June 27 - Newhaven Port & Properties, the statutory harbour authority for the UK's south coast port of Newhaven, believes that its future lies in serving the renewable energy business and plans to create an 'Eco Port' for the future.

Currently, NPP says it is actively bidding for the offshore wind farm construction and operations and maintenance work for the Rampion Windfarm and perhaps the West Wight windfarm too.
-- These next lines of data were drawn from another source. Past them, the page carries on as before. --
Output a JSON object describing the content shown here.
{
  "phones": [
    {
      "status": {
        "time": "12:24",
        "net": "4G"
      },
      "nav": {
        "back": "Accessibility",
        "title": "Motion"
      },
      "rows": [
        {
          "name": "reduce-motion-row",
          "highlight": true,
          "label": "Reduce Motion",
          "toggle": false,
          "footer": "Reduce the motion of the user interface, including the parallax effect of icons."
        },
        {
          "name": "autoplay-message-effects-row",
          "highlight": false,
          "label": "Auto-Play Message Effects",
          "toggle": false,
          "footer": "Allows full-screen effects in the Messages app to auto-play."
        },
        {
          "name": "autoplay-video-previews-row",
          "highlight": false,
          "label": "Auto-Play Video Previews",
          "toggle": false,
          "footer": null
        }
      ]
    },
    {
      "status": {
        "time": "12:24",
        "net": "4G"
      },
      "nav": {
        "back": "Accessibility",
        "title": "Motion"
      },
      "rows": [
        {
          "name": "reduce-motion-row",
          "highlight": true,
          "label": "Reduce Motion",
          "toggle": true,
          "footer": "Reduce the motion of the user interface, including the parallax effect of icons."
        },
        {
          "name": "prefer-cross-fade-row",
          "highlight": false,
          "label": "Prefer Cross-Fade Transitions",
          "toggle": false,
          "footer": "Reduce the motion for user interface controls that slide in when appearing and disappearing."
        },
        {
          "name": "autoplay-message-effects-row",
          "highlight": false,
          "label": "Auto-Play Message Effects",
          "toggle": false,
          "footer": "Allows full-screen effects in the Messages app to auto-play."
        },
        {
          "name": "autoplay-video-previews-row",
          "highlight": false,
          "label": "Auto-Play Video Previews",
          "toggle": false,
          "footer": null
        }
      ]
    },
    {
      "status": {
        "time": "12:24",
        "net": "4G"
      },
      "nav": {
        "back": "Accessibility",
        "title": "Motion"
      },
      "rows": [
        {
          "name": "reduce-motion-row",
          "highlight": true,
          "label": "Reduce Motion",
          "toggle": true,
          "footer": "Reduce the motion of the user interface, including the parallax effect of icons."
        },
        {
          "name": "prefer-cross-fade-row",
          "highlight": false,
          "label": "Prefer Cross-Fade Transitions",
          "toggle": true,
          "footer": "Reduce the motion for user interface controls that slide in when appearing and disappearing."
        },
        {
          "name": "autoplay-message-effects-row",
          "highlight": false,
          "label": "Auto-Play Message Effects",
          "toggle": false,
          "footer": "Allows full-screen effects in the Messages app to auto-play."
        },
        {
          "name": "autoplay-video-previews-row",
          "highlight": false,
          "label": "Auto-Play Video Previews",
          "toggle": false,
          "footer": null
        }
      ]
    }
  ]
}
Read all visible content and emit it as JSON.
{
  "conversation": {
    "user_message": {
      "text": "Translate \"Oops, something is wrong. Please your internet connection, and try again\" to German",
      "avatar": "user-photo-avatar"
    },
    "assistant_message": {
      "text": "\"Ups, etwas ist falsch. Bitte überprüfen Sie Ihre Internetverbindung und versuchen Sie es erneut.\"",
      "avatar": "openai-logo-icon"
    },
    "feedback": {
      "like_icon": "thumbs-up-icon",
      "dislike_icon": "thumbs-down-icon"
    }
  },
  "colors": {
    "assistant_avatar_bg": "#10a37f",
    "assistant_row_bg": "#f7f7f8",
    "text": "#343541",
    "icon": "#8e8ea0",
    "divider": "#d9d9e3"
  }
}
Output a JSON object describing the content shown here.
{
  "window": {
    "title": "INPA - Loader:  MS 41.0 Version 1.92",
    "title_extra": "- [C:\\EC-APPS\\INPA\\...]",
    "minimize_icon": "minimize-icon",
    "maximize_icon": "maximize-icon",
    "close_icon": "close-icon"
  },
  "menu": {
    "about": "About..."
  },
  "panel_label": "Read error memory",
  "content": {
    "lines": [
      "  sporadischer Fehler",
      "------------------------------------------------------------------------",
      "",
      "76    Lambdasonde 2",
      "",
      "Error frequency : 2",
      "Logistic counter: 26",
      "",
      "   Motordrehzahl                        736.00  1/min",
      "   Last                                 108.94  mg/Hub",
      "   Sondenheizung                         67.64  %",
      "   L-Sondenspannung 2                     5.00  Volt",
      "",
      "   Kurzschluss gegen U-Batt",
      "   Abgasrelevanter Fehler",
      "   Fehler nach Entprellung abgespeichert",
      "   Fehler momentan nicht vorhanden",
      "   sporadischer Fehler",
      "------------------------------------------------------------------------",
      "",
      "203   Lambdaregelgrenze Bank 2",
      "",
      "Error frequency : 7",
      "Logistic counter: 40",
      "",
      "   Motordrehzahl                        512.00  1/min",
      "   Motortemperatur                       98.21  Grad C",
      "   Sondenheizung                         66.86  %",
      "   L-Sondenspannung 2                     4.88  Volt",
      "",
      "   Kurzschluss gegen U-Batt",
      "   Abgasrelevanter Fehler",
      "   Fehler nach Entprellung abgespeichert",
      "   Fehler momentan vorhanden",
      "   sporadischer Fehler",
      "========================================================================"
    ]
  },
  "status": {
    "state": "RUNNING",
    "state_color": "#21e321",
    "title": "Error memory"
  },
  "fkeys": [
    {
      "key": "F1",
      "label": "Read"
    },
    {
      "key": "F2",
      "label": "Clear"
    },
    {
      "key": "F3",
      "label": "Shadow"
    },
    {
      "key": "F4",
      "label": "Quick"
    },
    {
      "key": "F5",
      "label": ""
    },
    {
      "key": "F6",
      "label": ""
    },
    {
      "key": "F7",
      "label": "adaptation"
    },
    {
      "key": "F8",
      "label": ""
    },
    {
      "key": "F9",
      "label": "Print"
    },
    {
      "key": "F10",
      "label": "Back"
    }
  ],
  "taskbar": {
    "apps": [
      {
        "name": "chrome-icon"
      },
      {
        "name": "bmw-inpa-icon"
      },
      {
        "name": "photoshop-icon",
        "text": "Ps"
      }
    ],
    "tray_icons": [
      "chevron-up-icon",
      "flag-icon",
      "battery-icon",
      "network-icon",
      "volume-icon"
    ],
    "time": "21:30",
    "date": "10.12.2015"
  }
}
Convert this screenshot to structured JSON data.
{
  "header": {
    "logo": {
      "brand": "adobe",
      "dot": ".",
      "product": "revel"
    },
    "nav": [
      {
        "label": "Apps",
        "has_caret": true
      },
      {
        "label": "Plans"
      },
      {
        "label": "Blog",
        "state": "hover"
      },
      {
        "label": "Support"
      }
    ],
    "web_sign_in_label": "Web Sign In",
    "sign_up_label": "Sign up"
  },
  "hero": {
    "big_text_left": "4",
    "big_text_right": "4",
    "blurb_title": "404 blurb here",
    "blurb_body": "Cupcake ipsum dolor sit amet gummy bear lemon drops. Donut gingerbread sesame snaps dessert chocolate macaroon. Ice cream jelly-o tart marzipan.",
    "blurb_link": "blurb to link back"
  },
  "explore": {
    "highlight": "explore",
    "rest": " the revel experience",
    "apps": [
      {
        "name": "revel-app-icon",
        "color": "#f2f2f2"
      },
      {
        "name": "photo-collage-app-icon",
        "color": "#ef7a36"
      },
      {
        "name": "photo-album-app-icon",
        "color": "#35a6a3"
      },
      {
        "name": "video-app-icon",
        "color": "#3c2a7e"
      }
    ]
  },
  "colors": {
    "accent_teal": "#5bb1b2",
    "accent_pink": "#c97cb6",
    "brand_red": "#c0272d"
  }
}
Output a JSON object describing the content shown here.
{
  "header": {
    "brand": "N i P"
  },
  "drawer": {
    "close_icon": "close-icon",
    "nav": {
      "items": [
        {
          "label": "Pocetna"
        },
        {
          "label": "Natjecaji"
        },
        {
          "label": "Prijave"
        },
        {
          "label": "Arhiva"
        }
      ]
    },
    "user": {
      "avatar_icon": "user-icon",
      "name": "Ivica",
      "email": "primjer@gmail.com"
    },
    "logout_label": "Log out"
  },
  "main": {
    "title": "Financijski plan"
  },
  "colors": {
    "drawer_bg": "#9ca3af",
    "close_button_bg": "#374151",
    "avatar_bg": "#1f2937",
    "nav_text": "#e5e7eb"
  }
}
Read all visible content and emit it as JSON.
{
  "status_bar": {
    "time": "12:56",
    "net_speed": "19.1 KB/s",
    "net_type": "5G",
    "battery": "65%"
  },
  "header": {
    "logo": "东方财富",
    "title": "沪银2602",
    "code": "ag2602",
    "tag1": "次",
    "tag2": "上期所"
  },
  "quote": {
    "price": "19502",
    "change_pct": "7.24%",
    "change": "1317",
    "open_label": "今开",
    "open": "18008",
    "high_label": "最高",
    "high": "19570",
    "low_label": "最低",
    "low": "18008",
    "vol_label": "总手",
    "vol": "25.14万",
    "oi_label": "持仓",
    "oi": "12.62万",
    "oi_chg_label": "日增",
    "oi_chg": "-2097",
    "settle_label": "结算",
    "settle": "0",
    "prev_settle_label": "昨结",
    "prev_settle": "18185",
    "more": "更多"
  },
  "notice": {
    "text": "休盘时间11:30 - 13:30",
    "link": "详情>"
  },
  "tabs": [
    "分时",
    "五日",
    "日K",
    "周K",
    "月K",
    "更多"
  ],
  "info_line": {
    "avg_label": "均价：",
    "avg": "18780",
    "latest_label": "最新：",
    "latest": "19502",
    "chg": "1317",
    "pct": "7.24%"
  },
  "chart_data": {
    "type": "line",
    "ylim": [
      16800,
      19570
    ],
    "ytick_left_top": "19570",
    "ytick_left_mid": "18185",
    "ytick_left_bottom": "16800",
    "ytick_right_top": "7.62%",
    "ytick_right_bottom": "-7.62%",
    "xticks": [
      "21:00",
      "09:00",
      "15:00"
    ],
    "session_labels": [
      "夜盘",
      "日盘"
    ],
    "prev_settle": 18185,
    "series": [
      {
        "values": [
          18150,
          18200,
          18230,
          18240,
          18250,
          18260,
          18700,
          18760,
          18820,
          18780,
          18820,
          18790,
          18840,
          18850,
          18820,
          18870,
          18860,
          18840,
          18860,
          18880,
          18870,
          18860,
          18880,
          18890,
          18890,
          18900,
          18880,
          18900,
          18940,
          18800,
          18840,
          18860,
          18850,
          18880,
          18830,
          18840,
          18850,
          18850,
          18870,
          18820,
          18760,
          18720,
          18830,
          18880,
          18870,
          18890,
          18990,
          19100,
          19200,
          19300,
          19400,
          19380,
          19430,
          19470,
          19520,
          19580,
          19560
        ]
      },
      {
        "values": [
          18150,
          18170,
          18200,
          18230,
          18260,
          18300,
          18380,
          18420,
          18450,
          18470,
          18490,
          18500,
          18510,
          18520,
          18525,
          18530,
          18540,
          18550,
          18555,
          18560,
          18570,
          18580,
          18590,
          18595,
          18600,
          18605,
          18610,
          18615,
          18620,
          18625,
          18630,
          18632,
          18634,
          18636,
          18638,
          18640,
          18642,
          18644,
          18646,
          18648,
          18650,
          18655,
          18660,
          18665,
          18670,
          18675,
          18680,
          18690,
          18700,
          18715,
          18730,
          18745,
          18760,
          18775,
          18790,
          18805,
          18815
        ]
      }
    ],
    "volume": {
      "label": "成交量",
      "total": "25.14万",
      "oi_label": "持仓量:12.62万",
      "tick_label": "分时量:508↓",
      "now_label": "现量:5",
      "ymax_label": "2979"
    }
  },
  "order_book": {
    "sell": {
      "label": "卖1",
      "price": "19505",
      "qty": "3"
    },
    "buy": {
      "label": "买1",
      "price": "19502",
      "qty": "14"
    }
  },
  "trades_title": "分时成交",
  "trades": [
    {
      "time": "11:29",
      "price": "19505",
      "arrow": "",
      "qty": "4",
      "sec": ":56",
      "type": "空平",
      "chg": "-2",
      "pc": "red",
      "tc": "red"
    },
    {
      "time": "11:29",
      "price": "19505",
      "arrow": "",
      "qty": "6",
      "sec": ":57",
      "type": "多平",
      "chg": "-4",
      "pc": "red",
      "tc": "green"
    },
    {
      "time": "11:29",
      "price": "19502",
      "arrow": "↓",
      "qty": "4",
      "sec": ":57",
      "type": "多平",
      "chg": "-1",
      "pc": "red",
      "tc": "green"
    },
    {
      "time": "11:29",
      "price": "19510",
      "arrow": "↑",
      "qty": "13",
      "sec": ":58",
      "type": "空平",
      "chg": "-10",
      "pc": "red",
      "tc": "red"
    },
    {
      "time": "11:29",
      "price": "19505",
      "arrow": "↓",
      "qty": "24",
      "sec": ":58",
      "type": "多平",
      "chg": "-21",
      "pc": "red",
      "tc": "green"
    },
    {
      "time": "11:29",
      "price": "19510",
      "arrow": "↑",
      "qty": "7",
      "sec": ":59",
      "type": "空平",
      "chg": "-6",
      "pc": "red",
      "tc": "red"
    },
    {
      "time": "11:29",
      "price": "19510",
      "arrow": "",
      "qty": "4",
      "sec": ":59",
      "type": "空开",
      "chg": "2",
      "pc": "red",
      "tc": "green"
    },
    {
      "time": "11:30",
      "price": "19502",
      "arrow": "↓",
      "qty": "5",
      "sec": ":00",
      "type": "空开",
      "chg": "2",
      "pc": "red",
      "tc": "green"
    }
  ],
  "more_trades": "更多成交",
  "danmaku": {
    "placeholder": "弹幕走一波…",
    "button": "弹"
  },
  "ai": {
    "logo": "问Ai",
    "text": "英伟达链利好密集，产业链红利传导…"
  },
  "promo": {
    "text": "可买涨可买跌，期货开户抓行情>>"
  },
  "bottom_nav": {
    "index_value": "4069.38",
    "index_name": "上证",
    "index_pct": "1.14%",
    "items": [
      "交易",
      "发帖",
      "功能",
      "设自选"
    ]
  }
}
The Plan provides for the construction of a new heavy lifting quay, which would then be the only facility of this type on the South coast, claims NPP.

It is also in negotiations with Network Rail, with a view to restoring rail freight to the port, following the example of east coast ports and is actively seeking to attract businesses into the port in the renewable energy field, which can take advantage of the port facilities.

NPP is an active supporter of the work of local conservation group, the Friends of Tide Mills which is an abandoned village close to Newhaven. The village consisted of a large tide mill which was driven by the energy created by the tidal rise and fall of the sea, and are one of the earliest known forms of renewable energy.

With its latest focus on renewable energy, this could be a case of back to the future for NPP.

The September/October issue of HLPFI will contain a supplement on heavy lift ports and terminals. To shape the future of the editorial contact ian@heavyliftpfi.com

The village consisted of a large tide mill and numerous workers' cottages, housing about 100 workers. The tide mill at Bishopstone[1] was erected in 1761 by the Duke of Newcastle[2], and was later owned and operated by William Catt (1770-1853) and his family.